Judging by the early results, the Snap (NYSE:SNAP) IPO has been a resounding success.

After pricing at $17, Snap shares soared on their first day on the market. Their first-day closing price of $24.48 furnished the vanishing-video pioneer with a $34 billion market capitalization, greater than that of corporate giants such as Marriott and Target.  Of course, the stock has since pulled back to about $21.40, giving Snap a $24.8 billion market capitalization. But it's still above its initial $17 IPO, which factored in enormous growth expectations on its own.

"Snap Inc." on a yellow background

Image source: Snap.

Despite the enthusiasm, though, a growing chorus from the analyst and investing community has critiqued Snap shares as unjustifiably expensive.

To get a better sense of how various individuals viewed Snap's investing opportunity, we recently conducted a Twitter poll to gauge where investors see its shares trading in 12 months' time.

Where will Snap stock trade next year?

Evidently, investors don't think very highly of Snap's value proposition at its current stock price. Here's how the results broke down from the Twitter poll, which we conducted on Snap's IPO date last week.

Even though we got only 106 responses, it's telling that a majority believe Snap's stock is ripe for a fall.

It's also important to note that the poll focused on a one-year time horizon.

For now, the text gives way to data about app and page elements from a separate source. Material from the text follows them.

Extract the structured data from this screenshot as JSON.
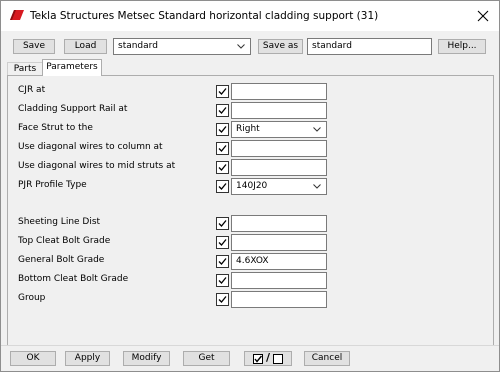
{
  "window": {
    "title": "Tekla Structures  Metsec Standard horizontal cladding support (31)"
  },
  "toolbar": {
    "save_label": "Save",
    "load_label": "Load",
    "preset_value": "standard",
    "save_as_label": "Save as",
    "save_as_value": "standard",
    "help_label": "Help..."
  },
  "tabs": [
    {
      "label": "Parts",
      "active": false
    },
    {
      "label": "Parameters",
      "active": true
    }
  ],
  "params": [
    {
      "label": "CJR at",
      "checked": true,
      "control": "field",
      "value": ""
    },
    {
      "label": "Cladding Support Rail at",
      "checked": true,
      "control": "field",
      "value": ""
    },
    {
      "label": "Face Strut to the",
      "checked": true,
      "control": "combo",
      "value": "Right"
    },
    {
      "label": "Use diagonal wires to column at",
      "checked": true,
      "control": "field",
      "value": ""
    },
    {
      "label": "Use diagonal wires to mid struts at",
      "checked": true,
      "control": "field",
      "value": ""
    },
    {
      "label": "PJR Profile Type",
      "checked": true,
      "control": "combo",
      "value": "140J20"
    },
    {
      "label": "Sheeting Line Dist",
      "checked": true,
      "control": "field",
      "value": ""
    },
    {
      "label": "Top Cleat Bolt Grade",
      "checked": true,
      "control": "field",
      "value": ""
    },
    {
      "label": "General Bolt Grade",
      "checked": true,
      "control": "field",
      "value": "4.6XOX"
    },
    {
      "label": "Bottom Cleat Bolt Grade",
      "checked": true,
      "control": "field",
      "value": ""
    },
    {
      "label": "Group",
      "checked": true,
      "control": "field",
      "value": ""
    }
  ],
  "footer": {
    "ok_label": "OK",
    "apply_label": "Apply",
    "modify_label": "Modify",
    "get_label": "Get",
    "toggle_separator": "/",
    "cancel_label": "Cancel"
  },
  "icons": {
    "app": "tekla-logo-icon",
    "close": "close-icon",
    "dropdown": "chevron-down-icon",
    "check": "checkmark-icon"
  },
  "colors": {
    "brand_red": "#d71920",
    "button_face": "#e1e1e1",
    "window_bg": "#f0f0f0"
  }
}
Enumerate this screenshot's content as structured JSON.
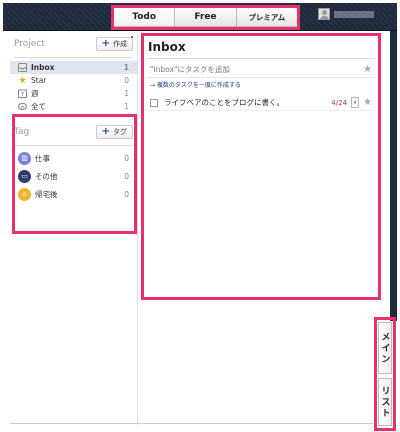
{
  "header": {
    "tabs": [
      {
        "label": "Todo",
        "active": true
      },
      {
        "label": "Free",
        "active": false
      },
      {
        "label": "プレミアム",
        "active": false
      }
    ]
  },
  "sidebar": {
    "project": {
      "title": "Project",
      "add_label": "作成",
      "items": [
        {
          "label": "Inbox",
          "count": "1",
          "icon": "inbox-icon",
          "active": true
        },
        {
          "label": "Star",
          "count": "0",
          "icon": "star-icon"
        },
        {
          "label": "週",
          "count": "1",
          "icon": "calendar-icon"
        },
        {
          "label": "全て",
          "count": "1",
          "icon": "infinity-icon"
        }
      ]
    },
    "tag": {
      "title": "Tag",
      "add_label": "タグ",
      "items": [
        {
          "label": "仕事",
          "count": "0",
          "icon": "building-icon",
          "color": "#7c7fd6"
        },
        {
          "label": "その他",
          "count": "0",
          "icon": "monitor-icon",
          "color": "#2f3b6a"
        },
        {
          "label": "帰宅後",
          "count": "0",
          "icon": "home-icon",
          "color": "#f0b429"
        }
      ]
    }
  },
  "main": {
    "title": "Inbox",
    "input_placeholder": "\"Inbox\"にタスクを追加",
    "bulk_link": "→ 複数のタスクを一度に作成する",
    "tasks": [
      {
        "text": "ライフベアのことをブログに書く。",
        "date": "4/24",
        "starred": false
      }
    ]
  },
  "vertical_tabs": [
    {
      "label": "メイン"
    },
    {
      "label": "リスト"
    }
  ],
  "colors": {
    "highlight": "#e8306d",
    "header_bg": "#1f2a3d",
    "accent": "#1a4a8a",
    "due_date": "#c0392b"
  }
}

Shares of recent IPOs often come with dramatic supply and demand imbalances that smooth out in the ensuing months as shareholder lock-ups expire and more shares become easier to buy and short on public exchanges. As such, a one-year window seemed appropriate for this discussion since, presumably, many of those possible imbalances will have dissipated by that point.

Snap stock: Pros and cons

The old investing expression that you can "love the company but hate the stock" captures my thinking on Snap. The basic arithmetic underpinning its valuation tells me that Snap is far overvalued. However, that isn't to say I doubt the company's long-term prospects.

In the here and now, it's impossible to look past the company's valuation. As an analyst, investor, and writer who looks at growth stocks all day, I'm no stranger to seeing companies whose valuations are based more on their potential than on their financial fundamentals. To put Snap's outrageous valuation in context, here's how several of its valuation metrics compare with Facebook, Twitter, and the S&P 500 index.

  Price-to-Sales Price-to-Earnings Price-to-Book Value
Snap  61.1 N/A 11.8
Facebook  14.3 39.2 6.7
Twitter 4.4 N/A 2.4
S&P 500 2.0 26.7 3.1

Data sources: Yahoo! Finance, multp.com. 

The numbers speak for themselves: Snap is overpriced. The current numbers assume the company is on its way to becoming the next mass-market social-media platform, akin to Facebook. Instead, its user base and user growth rates are far closer to that of Twitter. For that reason, I agree with our Twitter poll respondents that Snap shares should fall dramatically over the next year.

Again, that doesn't mean I believe Snap can't succeed over the long term. In fact, Snap's full-screen video ads and sponsored filters should allow it to create a profitable ad business. If there is an issue, it's with Snap's user base, which it will need to meaningfully grow if it ever hopes to support a valuation in the tens of billions of dollars, as it does today.

Of course, achieving that goal will also require Snap to continue to innovate on the product front. Doing so will take time, and it seems plausible that Snap's shares are due for a correction in the intervening months or years. So for those thinking of buying Snap shares as the hype around its mega-IPO continues, remember the phrase "Buyer beware."

Andrew Tonner has no position in any stocks mentioned. The Motley Fool owns shares of and recommends Facebook, Marriott International, and Twitter. The Motley Fool has a disclosure policy.